Dental decay or caries is caused by bacteria penetrating through the outer enamel of a tooth into the subsurface called the dentine. Once decay has started in a tooth, it will kee progressing until it is removed.
The decay is cleaned from the tooth under local anaesthetic, leaving a cavity in the tooth. This cavity has to be filled and sealed to prevent further entry of bacterial into the tooth and protect the exposed dentine subsurface, which otherwise would be sensitive.
A filling material is therefore used to fill the cleaned cavity.
The material most commonly used nowadays is RESIN COMPOSITE.
Resin composite consists of silica or zirconia particles held together by a resin matrix.
The resin composite filling material comes in various shades to match the natural tooth colour to achieve a natural result where the filling does not stand out from the rest of the tooth.
These decayed front teeth have been filled with resin composites
Advantages of resin composites:
- Tooth coloured material that can be made to blend in with the natural tooth surface, allowing an aesthetically pleasing result.
- The resin composite has chemical properties that allows it to be bonded to the tooth surface, allowing a good long-term retention of the filling into the tooth
- Resin composite fillings can easily be repaired or replaced if they wear down or chip.
- Resin composite has good fracture and wear resistance under normal chewing forces.
Disadvantages of resin composites:
- Placement of a resin composite in a tooth is technique- sensitive. The operator must ensure the tooth is dry and uncontaminated with saliva during placement of the filling as otherwise, the material will fail to bond properly to the tooth surface and will fail more quickly.
- For larger cavities, resin composite is not as long-lasting and can wear down or fracture more easily. In such cases, ceramic materials are preferable.

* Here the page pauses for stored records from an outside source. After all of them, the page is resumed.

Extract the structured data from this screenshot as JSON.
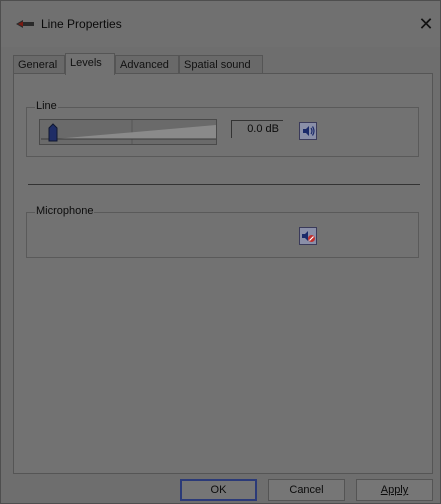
{
  "window": {
    "title": "Line Properties"
  },
  "tabs": [
    {
      "label": "General"
    },
    {
      "label": "Levels"
    },
    {
      "label": "Advanced"
    },
    {
      "label": "Spatial sound"
    }
  ],
  "line_group": {
    "label": "Line",
    "volume_readout": "0.0 dB",
    "volume_fraction": 0.0,
    "mute_state": "unmuted"
  },
  "mic_group": {
    "label": "Microphone",
    "mute_state": "muted"
  },
  "buttons": {
    "ok": "OK",
    "cancel": "Cancel",
    "apply": "Apply"
  },
  "colors": {
    "accent": "#2b3a78",
    "mute_red": "#c0302f"
  }
}
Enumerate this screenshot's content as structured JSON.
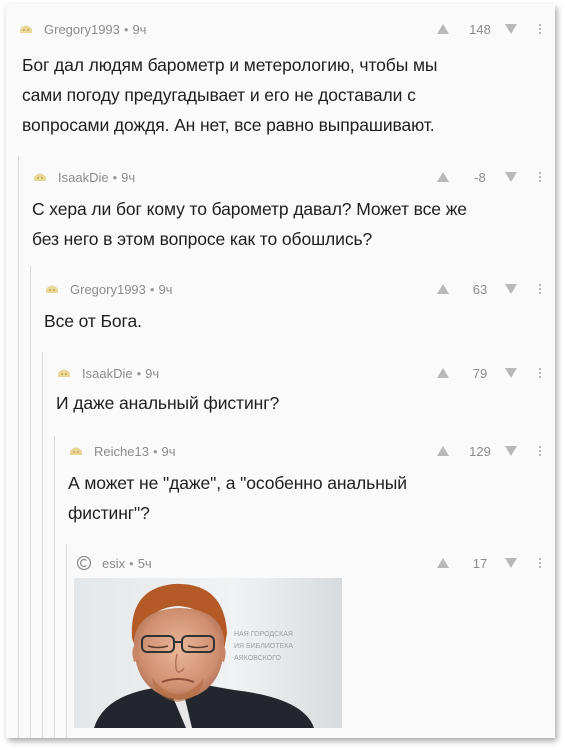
{
  "comments": [
    {
      "author": "Gregory1993",
      "time": "9ч",
      "score": "148",
      "text_lines": [
        "Бог дал людям барометр и метерологию, чтобы мы",
        "сами погоду предугадывает и его не доставали с",
        "вопросами дождя. Ан нет, все равно выпрашивают."
      ]
    },
    {
      "author": "IsaakDie",
      "time": "9ч",
      "score": "-8",
      "text_lines": [
        "С хера ли бог кому то барометр давал? Может все же",
        "без него в этом вопросе как то обошлись?"
      ]
    },
    {
      "author": "Gregory1993",
      "time": "9ч",
      "score": "63",
      "text_lines": [
        "Все от Бога."
      ]
    },
    {
      "author": "IsaakDie",
      "time": "9ч",
      "score": "79",
      "text_lines": [
        "И даже анальный фистинг?"
      ]
    },
    {
      "author": "Reiche13",
      "time": "9ч",
      "score": "129",
      "text_lines": [
        "А может не \"даже\", а \"особенно анальный",
        "фистинг\"?"
      ]
    },
    {
      "author": "esix",
      "time": "5ч",
      "score": "17",
      "text_lines": []
    }
  ],
  "separator": "•",
  "image_sign_lines": [
    "НАЯ ГОРОДСКАЯ",
    "ИЯ БИБЛИОТЕКА",
    "АЯКОВСКОГО"
  ],
  "colors": {
    "meta": "#8c8c8c",
    "vote_arrow": "#b8b8b8",
    "thread_line": "#d9d9d9"
  }
}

- Resin composite fillings can stain over time and lose their surface sheen. Polishing the filling can restore the filling but can lead to surface wear over time until replacement is necessary
How long do fillings last?
Several factors affect how long a filling can last. These are:
- Size of the filling- the larger a filling is, the higher the likelihood of failure or other complications as a large filling means that there was a large amount of decay in the tooth to start with. With extensive decay, a tooth is more likely to develop further issues such as nerve inflammation.
- The location of the tooth in the mouth affects the likelihood of the filling failing. A filling in a back tooth that does most of the chewing can wear down or chip more easily than a filling in a front tooth.
- Oral hygiene level will affect the lifetime of a filling. With poor oral hygiene, there is a higher likelihood of decay developing again under or around an existing filling, causing failure.
- A diet high in sugary and acidic foods can also lead to increased rates of decay under and around existing fillings.
The higher the number of fillings a person has, the more important it is to have good oral hygiene, avoid frequent sugary foods, have regular checks and cleans at the dentist in order to maximise the lifetime of the fillings.